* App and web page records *
--------

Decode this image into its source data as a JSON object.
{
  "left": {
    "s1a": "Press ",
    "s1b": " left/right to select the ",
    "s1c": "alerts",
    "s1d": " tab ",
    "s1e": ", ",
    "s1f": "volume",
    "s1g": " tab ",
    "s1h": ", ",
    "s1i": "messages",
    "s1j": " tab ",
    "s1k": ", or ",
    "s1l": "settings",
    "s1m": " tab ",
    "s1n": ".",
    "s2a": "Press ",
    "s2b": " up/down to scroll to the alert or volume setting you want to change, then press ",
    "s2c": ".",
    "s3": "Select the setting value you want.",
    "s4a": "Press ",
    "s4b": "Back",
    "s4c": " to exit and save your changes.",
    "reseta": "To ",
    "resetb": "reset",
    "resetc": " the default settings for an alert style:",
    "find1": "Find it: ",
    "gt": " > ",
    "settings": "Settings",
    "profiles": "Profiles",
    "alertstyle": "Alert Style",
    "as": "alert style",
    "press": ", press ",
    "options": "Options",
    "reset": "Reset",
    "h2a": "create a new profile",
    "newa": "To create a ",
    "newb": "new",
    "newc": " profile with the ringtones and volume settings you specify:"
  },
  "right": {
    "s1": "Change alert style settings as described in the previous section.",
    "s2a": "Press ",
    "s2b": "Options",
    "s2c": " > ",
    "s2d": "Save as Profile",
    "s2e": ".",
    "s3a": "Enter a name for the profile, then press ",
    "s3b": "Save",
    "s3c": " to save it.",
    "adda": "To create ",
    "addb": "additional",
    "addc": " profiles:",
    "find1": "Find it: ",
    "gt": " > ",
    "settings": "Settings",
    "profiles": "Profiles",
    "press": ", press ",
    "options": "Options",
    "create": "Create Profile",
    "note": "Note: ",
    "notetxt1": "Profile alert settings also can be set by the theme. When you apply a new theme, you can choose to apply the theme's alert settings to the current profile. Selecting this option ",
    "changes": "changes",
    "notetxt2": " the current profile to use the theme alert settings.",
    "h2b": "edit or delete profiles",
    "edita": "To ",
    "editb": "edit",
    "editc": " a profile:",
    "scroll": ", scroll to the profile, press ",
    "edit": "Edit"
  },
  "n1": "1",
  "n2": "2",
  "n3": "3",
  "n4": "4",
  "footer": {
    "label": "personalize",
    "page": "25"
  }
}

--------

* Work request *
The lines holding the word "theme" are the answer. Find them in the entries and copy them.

* Worked solution *
    "notetxt1": "Profile alert settings also can be set by the theme. When you apply a new theme, you can choose to apply the theme's alert settings to the current profile. Selecting this option ",
    "notetxt2": " the current profile to use the theme alert settings.",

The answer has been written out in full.